PEDRALBES: A “BOURGEOIS” SPACE
The name of this neighborhood derives from “petras albas” or white stones, documented in the year 986, and referring to the light color of the rocks in the area was taken by the estate that existed in the area, from which the current name of the neighborhood comes from. Queen Elisenda de Montcada chose this site for the founding of the Clarissan Monastery in 1327.
Pedralbes emerged as an inhabited nucleus in the second half of the 19th century. At that time, it was a popular destination for Barcelona inhabitants to go on excursions to visit the monastery, and to buy cheese.
In 1866, a few homes and one street – Panamá Street – already existed. However, the area contained rural properties of some of the Barcelonian wealthy families, who gradually began to build notorious mansions for themselves in the area.
The urbanization of process in this area began when one of the great wealthy property owners, the Güell family, prompted a series of urban developments on their properties, such as San Pedro Mártir (1918-1927), Güell (1932) and Barcelonesa.
Today Pedralbes is the most exclusive residential neighborhood in Barcelona, with large homes and mansions, both old and new, surrounded by parks, gardens and exclusive apartment buildings.
The neighborhood includes Cervantes Park, the Bruc Military Headquarters, the Royal Palace of Pedralbes & Gardens, and the North Campus of the Zona Universitaria.

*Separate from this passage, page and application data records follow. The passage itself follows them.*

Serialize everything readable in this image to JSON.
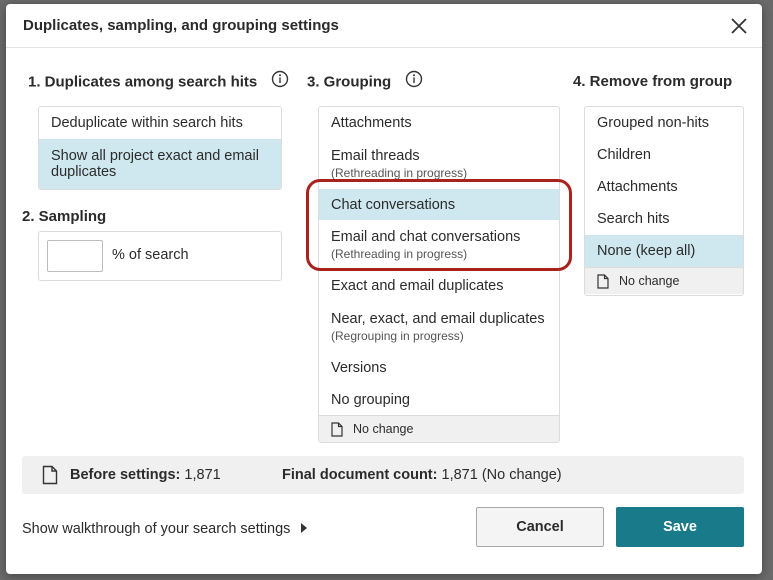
{
  "dialog": {
    "title": "Duplicates, sampling, and grouping settings"
  },
  "duplicates": {
    "title": "1. Duplicates among search hits",
    "options": [
      {
        "label": "Deduplicate within search hits",
        "selected": false
      },
      {
        "label": "Show all project exact and email duplicates",
        "selected": true
      }
    ]
  },
  "sampling": {
    "title": "2. Sampling",
    "input_value": "",
    "label": "% of search"
  },
  "grouping": {
    "title": "3. Grouping",
    "options": [
      {
        "label": "Attachments",
        "sub": ""
      },
      {
        "label": "Email threads",
        "sub": "(Rethreading in progress)"
      },
      {
        "label": "Chat conversations",
        "sub": ""
      },
      {
        "label": "Email and chat conversations",
        "sub": "(Rethreading in progress)"
      },
      {
        "label": "Exact and email duplicates",
        "sub": ""
      },
      {
        "label": "Near, exact, and email duplicates",
        "sub": "(Regrouping in progress)"
      },
      {
        "label": "Versions",
        "sub": ""
      },
      {
        "label": "No grouping",
        "sub": ""
      }
    ],
    "selected_index": 2,
    "footer": "No change"
  },
  "remove": {
    "title": "4. Remove from group",
    "options": [
      {
        "label": "Grouped non-hits"
      },
      {
        "label": "Children"
      },
      {
        "label": "Attachments"
      },
      {
        "label": "Search hits"
      },
      {
        "label": "None (keep all)"
      }
    ],
    "selected_index": 4,
    "footer": "No change"
  },
  "summary": {
    "before_label": "Before settings:",
    "before_value": "1,871",
    "final_label": "Final document count:",
    "final_value": "1,871 (No change)"
  },
  "footer": {
    "walkthrough": "Show walkthrough of your search settings",
    "cancel": "Cancel",
    "save": "Save"
  },
  "colors": {
    "selected_bg": "#cfe8ef",
    "save_bg": "#197a8a",
    "highlight": "#a8231e"
  },
  "icons": [
    "close-icon",
    "info-icon",
    "document-icon",
    "triangle-right-icon"
  ]
}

Points of Interest & Landmarks
- Santa María de Pedralbes Monastery: founded by Queen Elisenda de Montcada between 1322 and 1327; one of the most important Catalan Gothic buildings. (C/ Baixada del Monestir 9)
- Pedralbes Royal Palace: palace originating from the 18th century Can Feliú estate. The property was bought by businessman Eusebi Güell in 1862, who built a small palace surrounded by magnificent gardens. In 1918, Güell gave the property to the Crown to show his gratitude to the king for having given Güell the title of Count. The home was remodeled to be a royal palace in 1924. (Av. Diagonal 686)